Excel history goes back to 1982 with the software Multiplan, which used R1C1 style references. There was a conscious decision when Microsoft Excel was created to be compatible with Lotus 1-2-3, the "killer app" for PCs in the 1980s. Lotus had chosen A1 style notation, and used the dollar signs to distinguish between absolute and relative references. Lotus had copied Visicalc, an even earlier spreadsheet program.
For Excel to be successful, that is, to be profitable, Microsoft had to attract Lotus 1-2-3 users. So A1 cell notation, with the dollar sign as a reference modifier, was used because Lotus had used it.
The actual choice of the dollar sign glyph? The original spreadsheet programmers needed a singe glyph (symbol) that is easy to type, found on the (U.S.) keyboard, and the symbol has to be one of the 128 ASCII characters, the only computer character set available in the seventies and eighties. Other computer languages had already made engineers and scientists familiar with the dollar sign as a modifier for variables and references in programs. The spreadsheet designers simply imitated a notation style with which they were familiar.
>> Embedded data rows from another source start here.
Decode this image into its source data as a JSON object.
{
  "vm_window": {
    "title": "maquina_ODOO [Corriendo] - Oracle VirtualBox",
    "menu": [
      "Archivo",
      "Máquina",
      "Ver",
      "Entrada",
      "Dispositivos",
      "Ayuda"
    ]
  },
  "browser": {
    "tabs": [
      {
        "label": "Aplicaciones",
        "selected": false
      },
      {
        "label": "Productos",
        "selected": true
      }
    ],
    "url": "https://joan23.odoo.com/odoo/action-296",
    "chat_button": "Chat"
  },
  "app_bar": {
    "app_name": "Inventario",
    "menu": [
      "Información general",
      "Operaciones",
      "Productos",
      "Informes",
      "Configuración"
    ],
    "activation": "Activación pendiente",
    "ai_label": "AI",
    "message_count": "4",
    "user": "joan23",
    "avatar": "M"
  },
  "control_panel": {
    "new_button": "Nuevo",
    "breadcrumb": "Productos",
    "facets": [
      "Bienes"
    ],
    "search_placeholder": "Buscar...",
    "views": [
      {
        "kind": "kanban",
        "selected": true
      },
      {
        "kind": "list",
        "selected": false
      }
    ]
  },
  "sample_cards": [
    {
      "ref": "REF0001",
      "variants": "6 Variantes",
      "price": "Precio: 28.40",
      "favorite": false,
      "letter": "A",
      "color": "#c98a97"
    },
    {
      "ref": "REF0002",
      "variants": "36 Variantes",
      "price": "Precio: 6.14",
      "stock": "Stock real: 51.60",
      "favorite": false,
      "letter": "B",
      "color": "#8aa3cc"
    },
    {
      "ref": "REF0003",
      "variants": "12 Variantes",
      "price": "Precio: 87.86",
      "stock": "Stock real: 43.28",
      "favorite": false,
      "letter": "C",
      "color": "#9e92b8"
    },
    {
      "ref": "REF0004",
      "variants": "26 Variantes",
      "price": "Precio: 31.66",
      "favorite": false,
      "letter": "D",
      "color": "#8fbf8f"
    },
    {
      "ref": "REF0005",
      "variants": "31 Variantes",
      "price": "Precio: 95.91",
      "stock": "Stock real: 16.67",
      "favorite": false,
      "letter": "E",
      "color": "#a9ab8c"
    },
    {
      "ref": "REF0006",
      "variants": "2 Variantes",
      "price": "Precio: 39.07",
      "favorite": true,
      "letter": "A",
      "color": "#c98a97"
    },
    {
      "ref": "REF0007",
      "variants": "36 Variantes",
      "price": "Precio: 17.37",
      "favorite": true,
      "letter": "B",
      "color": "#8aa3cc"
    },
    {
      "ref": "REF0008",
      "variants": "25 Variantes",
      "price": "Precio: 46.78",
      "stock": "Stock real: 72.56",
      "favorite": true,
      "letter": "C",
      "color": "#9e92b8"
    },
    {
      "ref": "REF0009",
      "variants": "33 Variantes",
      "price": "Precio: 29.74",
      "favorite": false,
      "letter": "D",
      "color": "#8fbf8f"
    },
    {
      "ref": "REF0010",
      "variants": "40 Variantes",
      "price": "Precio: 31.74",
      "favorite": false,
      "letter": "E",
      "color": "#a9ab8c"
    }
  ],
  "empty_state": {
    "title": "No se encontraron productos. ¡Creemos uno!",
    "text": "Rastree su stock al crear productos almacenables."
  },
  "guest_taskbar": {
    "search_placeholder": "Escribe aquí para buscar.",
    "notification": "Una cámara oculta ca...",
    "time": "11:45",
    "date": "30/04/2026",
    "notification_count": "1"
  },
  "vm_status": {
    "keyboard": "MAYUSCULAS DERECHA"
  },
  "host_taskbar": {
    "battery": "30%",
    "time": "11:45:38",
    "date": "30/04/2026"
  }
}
From a coding perspective, R1C1 references are much easier to calculate "in your head." Who can remember that the cell 1,017 columns to the right of A1 is $AMC$1? Or is it $AMB$1 or $AMD$1?